(Web page and app entries)
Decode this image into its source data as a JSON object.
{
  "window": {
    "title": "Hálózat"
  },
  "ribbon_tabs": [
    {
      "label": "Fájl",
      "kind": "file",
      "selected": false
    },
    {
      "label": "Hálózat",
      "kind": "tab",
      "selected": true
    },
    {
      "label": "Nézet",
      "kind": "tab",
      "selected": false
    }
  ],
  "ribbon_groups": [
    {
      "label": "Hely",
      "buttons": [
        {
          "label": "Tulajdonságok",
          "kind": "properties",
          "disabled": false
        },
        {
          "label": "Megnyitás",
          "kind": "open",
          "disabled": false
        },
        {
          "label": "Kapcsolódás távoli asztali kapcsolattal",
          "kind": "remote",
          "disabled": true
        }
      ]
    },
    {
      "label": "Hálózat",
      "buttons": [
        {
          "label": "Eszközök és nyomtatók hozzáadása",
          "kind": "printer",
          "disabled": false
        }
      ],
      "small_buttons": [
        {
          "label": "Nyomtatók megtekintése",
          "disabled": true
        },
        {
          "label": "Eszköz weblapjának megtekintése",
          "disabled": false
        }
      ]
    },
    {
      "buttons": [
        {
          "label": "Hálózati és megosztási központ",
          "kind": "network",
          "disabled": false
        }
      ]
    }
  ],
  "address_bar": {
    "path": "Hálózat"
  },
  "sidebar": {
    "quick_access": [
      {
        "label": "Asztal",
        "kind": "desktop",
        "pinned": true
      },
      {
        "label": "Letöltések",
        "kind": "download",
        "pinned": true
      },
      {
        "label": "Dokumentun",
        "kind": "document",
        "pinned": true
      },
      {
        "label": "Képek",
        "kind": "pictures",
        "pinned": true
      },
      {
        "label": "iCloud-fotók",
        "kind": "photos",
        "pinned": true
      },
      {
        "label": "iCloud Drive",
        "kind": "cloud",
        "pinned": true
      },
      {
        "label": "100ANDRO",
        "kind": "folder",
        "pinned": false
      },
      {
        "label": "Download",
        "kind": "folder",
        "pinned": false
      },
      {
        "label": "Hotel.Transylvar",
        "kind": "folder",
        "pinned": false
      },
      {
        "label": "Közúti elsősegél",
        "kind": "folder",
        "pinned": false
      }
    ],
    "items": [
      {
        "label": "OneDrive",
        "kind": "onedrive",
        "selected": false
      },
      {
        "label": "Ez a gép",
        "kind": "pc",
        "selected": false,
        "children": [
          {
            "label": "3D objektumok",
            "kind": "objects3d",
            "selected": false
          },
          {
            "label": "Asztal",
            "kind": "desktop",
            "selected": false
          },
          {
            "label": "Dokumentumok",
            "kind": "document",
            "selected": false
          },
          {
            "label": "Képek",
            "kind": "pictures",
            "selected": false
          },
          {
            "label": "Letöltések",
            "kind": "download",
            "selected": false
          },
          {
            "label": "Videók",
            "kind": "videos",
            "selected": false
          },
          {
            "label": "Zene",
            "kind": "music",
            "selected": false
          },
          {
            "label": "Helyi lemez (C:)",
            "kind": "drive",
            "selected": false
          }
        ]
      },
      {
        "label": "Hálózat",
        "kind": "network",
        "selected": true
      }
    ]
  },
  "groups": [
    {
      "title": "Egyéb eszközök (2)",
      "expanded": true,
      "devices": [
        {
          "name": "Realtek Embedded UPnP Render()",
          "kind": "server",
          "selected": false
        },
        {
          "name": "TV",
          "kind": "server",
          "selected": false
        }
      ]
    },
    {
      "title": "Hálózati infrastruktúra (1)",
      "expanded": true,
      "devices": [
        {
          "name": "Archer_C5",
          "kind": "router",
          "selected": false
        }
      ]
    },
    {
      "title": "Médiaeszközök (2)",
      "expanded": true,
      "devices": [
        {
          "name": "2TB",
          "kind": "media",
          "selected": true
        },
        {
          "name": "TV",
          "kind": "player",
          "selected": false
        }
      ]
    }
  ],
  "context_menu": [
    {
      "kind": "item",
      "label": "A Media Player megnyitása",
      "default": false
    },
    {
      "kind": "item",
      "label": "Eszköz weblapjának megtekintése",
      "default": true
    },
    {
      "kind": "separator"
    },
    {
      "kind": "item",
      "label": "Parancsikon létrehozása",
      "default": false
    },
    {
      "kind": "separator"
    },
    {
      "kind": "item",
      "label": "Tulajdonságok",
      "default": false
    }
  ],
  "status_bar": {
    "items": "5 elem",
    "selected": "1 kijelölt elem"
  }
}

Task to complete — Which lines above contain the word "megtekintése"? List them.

Solution —
          "label": "Nyomtatók megtekintése",
          "label": "Eszköz weblapjának megtekintése",
      "label": "Eszköz weblapjának megtekintése",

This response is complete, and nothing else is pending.